Congratulations to Environmental Scientist Jon Abell and Statistician Paul van Dam-Bates on a recent publication in the journal Environmental Science and Technology titled “Quantifying the Extent of Anthropogenic Eutrophication of Lakes at a National Scale in New Zealand.” The study was based on a project completed by Ecofish in 2018 that quantified the extent of water quality degradation across lake types at a national scale, thereby informing lake ecosystem restoration targets and objectives. Furthermore, the study developed a modelling framework that can be applied to lakes elsewhere.
Prior to joining Ecofish in 2014, Jon completed his Ph.D. and postdoctoral research in limnology at the University of Waikato in New Zealand. At Ecofish, Jon’s work focuses on the design and implementation of aquatic monitoring and assessment projects. This includes working with First Nations, government agencies, watershed groups, and project proponents to support evidence-based decision-making in relation to issues such as freshwater habitat restoration, detecting environmental changes, and managing the effects of water management operations.
After completing his M.Sc. in Statistics at the University of Victoria (UVIC), Paul accepted a job with the Department of Conservation in New Zealand. There he advised on monitoring programmes, taught statistical workshops and gave statistical analysis advice. After returning to Canada, Paul joined Ecofish as an applied statistician who focusses on ecological problems related to monitoring programme design and the analysis of large and complex spatial datasets. Recently, Paul started a remote Ph.D. at the Centre for Research into Ecological & Environmental Modelling at the University of St Andrews while continuing to support analytical work at Ecofish.

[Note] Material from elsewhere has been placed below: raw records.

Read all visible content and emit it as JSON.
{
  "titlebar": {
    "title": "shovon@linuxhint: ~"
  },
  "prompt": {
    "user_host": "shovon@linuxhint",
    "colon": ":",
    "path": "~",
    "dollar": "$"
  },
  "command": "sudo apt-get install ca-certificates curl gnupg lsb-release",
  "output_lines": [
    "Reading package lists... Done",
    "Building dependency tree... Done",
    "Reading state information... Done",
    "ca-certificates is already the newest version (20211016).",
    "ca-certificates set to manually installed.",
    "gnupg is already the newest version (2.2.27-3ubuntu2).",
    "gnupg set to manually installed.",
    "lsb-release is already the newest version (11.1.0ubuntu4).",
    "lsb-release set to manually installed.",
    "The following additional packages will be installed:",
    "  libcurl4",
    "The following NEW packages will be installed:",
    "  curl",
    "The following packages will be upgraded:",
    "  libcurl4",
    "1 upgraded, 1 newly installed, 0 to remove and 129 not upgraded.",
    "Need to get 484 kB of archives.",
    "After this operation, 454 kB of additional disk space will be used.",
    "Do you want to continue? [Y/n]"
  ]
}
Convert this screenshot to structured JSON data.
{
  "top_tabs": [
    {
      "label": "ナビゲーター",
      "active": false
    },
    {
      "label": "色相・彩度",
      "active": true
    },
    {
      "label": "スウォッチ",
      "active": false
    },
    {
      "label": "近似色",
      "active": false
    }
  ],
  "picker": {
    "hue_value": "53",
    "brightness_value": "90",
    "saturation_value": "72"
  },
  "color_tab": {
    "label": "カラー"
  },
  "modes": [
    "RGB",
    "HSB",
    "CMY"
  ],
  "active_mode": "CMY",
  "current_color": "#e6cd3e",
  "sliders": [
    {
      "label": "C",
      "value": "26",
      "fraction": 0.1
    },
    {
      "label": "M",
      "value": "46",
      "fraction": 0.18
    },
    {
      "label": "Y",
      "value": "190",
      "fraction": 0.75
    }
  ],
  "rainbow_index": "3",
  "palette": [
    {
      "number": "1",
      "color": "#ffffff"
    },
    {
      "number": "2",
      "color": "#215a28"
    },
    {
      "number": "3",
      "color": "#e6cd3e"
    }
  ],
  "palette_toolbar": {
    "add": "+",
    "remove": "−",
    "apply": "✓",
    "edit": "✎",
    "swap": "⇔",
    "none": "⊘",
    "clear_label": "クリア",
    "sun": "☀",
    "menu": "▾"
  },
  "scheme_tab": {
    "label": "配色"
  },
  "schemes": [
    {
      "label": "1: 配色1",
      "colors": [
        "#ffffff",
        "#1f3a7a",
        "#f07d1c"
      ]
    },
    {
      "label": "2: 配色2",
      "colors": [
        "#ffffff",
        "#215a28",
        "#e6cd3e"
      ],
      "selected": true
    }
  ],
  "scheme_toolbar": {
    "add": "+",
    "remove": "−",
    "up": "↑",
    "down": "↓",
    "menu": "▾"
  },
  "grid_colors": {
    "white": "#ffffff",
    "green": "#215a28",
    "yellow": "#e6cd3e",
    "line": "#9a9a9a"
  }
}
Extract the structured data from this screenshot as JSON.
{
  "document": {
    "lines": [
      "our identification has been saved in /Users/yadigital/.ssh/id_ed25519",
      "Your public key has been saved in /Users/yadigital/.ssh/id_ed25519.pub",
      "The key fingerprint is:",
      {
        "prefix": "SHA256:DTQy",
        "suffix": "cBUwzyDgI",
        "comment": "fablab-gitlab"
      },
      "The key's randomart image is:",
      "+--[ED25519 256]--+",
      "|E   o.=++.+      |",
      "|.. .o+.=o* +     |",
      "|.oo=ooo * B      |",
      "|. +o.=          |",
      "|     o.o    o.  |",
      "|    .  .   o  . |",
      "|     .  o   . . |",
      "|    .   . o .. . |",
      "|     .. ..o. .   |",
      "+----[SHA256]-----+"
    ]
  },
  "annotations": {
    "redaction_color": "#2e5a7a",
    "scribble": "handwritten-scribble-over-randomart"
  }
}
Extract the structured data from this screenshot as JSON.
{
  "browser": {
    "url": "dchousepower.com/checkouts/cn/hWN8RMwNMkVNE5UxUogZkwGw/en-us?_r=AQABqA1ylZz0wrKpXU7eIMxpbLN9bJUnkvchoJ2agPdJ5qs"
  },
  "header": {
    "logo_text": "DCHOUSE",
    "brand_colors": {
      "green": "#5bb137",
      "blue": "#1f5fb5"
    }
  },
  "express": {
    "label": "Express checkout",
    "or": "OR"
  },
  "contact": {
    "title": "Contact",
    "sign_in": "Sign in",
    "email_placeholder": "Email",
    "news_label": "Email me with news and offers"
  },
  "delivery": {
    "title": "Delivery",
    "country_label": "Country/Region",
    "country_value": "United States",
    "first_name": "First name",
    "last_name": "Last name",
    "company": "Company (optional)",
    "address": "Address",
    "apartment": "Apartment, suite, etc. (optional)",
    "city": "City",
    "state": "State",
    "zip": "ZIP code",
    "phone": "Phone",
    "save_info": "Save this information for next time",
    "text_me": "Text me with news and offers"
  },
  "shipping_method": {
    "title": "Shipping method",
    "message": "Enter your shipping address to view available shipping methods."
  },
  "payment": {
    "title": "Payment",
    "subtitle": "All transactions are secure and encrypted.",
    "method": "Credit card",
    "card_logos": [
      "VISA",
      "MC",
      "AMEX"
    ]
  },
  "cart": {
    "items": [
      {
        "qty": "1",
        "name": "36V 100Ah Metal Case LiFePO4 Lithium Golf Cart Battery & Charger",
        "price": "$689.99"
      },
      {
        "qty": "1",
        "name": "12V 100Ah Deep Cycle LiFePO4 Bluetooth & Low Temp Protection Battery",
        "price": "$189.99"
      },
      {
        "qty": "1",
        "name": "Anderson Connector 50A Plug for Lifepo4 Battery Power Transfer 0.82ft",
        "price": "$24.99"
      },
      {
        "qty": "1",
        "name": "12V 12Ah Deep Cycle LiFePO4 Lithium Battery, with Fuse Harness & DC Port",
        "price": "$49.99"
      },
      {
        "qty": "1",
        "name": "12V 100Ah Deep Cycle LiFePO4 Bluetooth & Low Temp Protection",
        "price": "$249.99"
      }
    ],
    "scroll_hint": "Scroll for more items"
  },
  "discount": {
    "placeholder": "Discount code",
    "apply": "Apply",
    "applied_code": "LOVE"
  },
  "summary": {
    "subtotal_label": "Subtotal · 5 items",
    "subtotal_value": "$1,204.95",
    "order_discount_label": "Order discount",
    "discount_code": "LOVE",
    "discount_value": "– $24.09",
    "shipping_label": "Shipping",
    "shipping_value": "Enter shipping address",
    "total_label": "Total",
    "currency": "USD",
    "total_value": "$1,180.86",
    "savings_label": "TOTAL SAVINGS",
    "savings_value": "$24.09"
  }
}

Congratulations again to Ecofishers Jon and Paul, as well as to co-authors Deniz Özkundakci, David Hamilton, and Richard McDowell!
Access the full publication here: https://pubs.acs.org/doi/abs/10.1021/acs.est.9b03120